SARAJEVO, Bosnia-Herzegovina — His code name was Maximus, and he held secret meetings in a shabby room at the Banana City Hotel on the gritty outskirts of Sarajevo.
Bosnian police put him under surveillance, and in a raid on his apartment on Poligonska Street last fall, authorities seized explosives, a suicide bomber belt and a videotape of masked men begging Allah’s forgiveness for the sacrifice they were about to commit.
It was a chilling discovery, say investigators, who believe the cell was close to carrying out a plot to blow up a European embassy. But more troubling, they say, was the ringleader’s background: Maximus turned out to be Mirsad Bektasevic, a 19-year-old Swedish citizen of Serbian origin with ties to a senior al-Qaida operative.
Terrorists have been working to recruit non-Arab sympathizers — so-called “white Muslims” with Western features who theoretically could more easily blend into European cities and execute attacks — according to classified intelligence documents obtained by The Associated Press.
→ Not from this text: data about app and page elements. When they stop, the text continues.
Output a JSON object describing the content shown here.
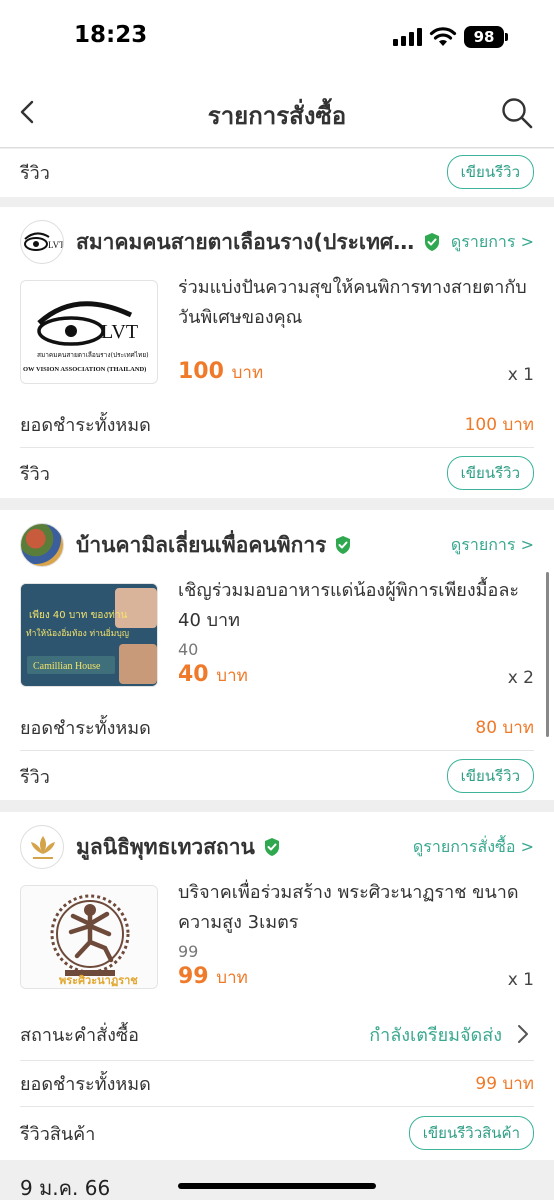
{
  "status": {
    "time": "18:23",
    "battery": "98"
  },
  "nav": {
    "title": "รายการสั่งซื้อ"
  },
  "top_card": {
    "review_label": "รีวิว",
    "review_button": "เขียนรีวิว"
  },
  "orders": [
    {
      "shop_name": "สมาคมคนสายตาเลือนราง(ประเทศ...",
      "view_link": "ดูรายการ >",
      "logo_text": "LVT",
      "logo_sub_th": "สมาคมคนสายตาเลือนราง(ประเทศไทย)",
      "logo_sub_en": "OW VISION ASSOCIATION (THAILAND)",
      "product_title": "ร่วมแบ่งปันความสุขให้คนพิการทางสายตากับวันพิเศษของคุณ",
      "price": "100",
      "unit": "บาท",
      "qty": "x 1",
      "total_label": "ยอดชำระทั้งหมด",
      "total_value": "100 บาท",
      "review_label": "รีวิว",
      "review_button": "เขียนรีวิว"
    },
    {
      "shop_name": "บ้านคามิลเลี่ยนเพื่อคนพิการ",
      "view_link": "ดูรายการ >",
      "image_text_1": "เพียง 40 บาท ของท่าน",
      "image_text_2": "ทำให้น้องอิ่มท้อง ท่านอิ่มบุญ",
      "image_text_3": "Camillian House",
      "product_title": "เชิญร่วมมอบอาหารแด่น้องผู้พิการเพียงมื้อละ 40 บาท",
      "orig_price": "40",
      "price": "40",
      "unit": "บาท",
      "qty": "x 2",
      "total_label": "ยอดชำระทั้งหมด",
      "total_value": "80 บาท",
      "review_label": "รีวิว",
      "review_button": "เขียนรีวิว"
    },
    {
      "shop_name": "มูลนิธิพุทธเทวสถาน",
      "view_link": "ดูรายการสั่งซื้อ >",
      "image_caption": "พระศิวะนาฏราช",
      "product_title": "บริจาคเพื่อร่วมสร้าง พระศิวะนาฏราช ขนาดความสูง 3เมตร",
      "orig_price": "99",
      "price": "99",
      "unit": "บาท",
      "qty": "x 1",
      "status_label": "สถานะคำสั่งซื้อ",
      "status_value": "กำลังเตรียมจัดส่ง",
      "total_label": "ยอดชำระทั้งหมด",
      "total_value": "99 บาท",
      "review_label": "รีวิวสินค้า",
      "review_button": "เขียนรีวิวสินค้า"
    }
  ],
  "date_header": "9 ม.ค. 66",
  "colors": {
    "accent": "#3aa88f",
    "price": "#ee7a2a",
    "verified": "#2fa84f"
  }
}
A 252-page confidential report jointly compiled by Croatian and U.S. intelligence on the activities of Islamic groups in Bosnia that might pose a threat suggests the attempted recruitment of radicalized Muslims in the region may have begun as long as four years ago, when Arab militants ran up against tough post-Sept. 11 security obstacles.
“They judge that it is high time that their job on this territory should be taken over by new local forces. … People who are born here and live here have an advantage which would make their job easier. By their appearance, they are less obvious,” the report reads.
Arabs, it adds, “have become too obvious, which has made their job difficult.”
Bosnia’s minister of security, Barisa Colak, acknowledged the existence of the intelligence report but said authorities had no concrete evidence that recruitment efforts are widespread.
There are no known cases of a “white Muslim” recruit being involved in an actual attack. And complicated visa requirements for citizens from ex-Yugoslavia traveling to Western Europe or the United States would be a hindrance to using Balkan recruits for terror attacks.
“Even so, we have to be extremely careful and serious and not miss anything,” Colak told The Associated Press.
Dragan Lukac, the deputy director of SIPA — Bosnia’s equivalent of the FBI — also said authorities are taking no chances. Undercover counterterrorism agents have placed dozens of suspects under 24-hour surveillance and the country is “very intensively” sharing information on possible suspects with the FBI, CIA, Scotland Yard and other agencies, he said.
“Bosnia has become a breeding ground for terrorists, including some on international wanted lists. We can clearly say that,” Lukac told the AP in an interview.
Some disaffected young Bosnians may be receptive to the terrorist message: After the U.S.-led military campaigns in Afghanistan and Iraq, it was considered “almost fashionable” to spout extremist sentiment in public, Lukac said, especially among those “frustrated and influenced by ideology, Islamized through various extremist streams.”
Authorities who arrested Bektasevic and several alleged associates last October tipped off police in Britain, who within days arrested three suspected British Muslim accomplices. They also alerted authorities in Denmark, who took seven others into custody. Investigators say they since have established that Bektasevic maintained close ties to Abu Musab al-Zarqawi, the leader of al-Qaida in Iraq.
The vast majority of Bosnia’s Muslims rejects the mujahedeen’s fiery brand of Islam. Yet young, restless men frustrated with 40 percent joblessness and angered by real or perceived insults to Islam can be open to hard-line dogma, the Prague-based think tank Transitions Online said in a recent report.
“A pool of potential white recruits carrying Bosnian or even Western passports would presumably be of great value to terrorists,” it said, calling the Balkan country “a deeply traumatized society susceptible to extremism.”
“Muslims are going through a very tempting time,” conceded Mustafa Ceric, the authoritarian leader of Bosnia’s Islamic community. He insisted, however, that there was no stomach for extremist violence after years of devastating ethnic conflict.
“If we wanted terrorism, we had a chance to do so in the heat of our suffering, and we did not,” he said in an interview.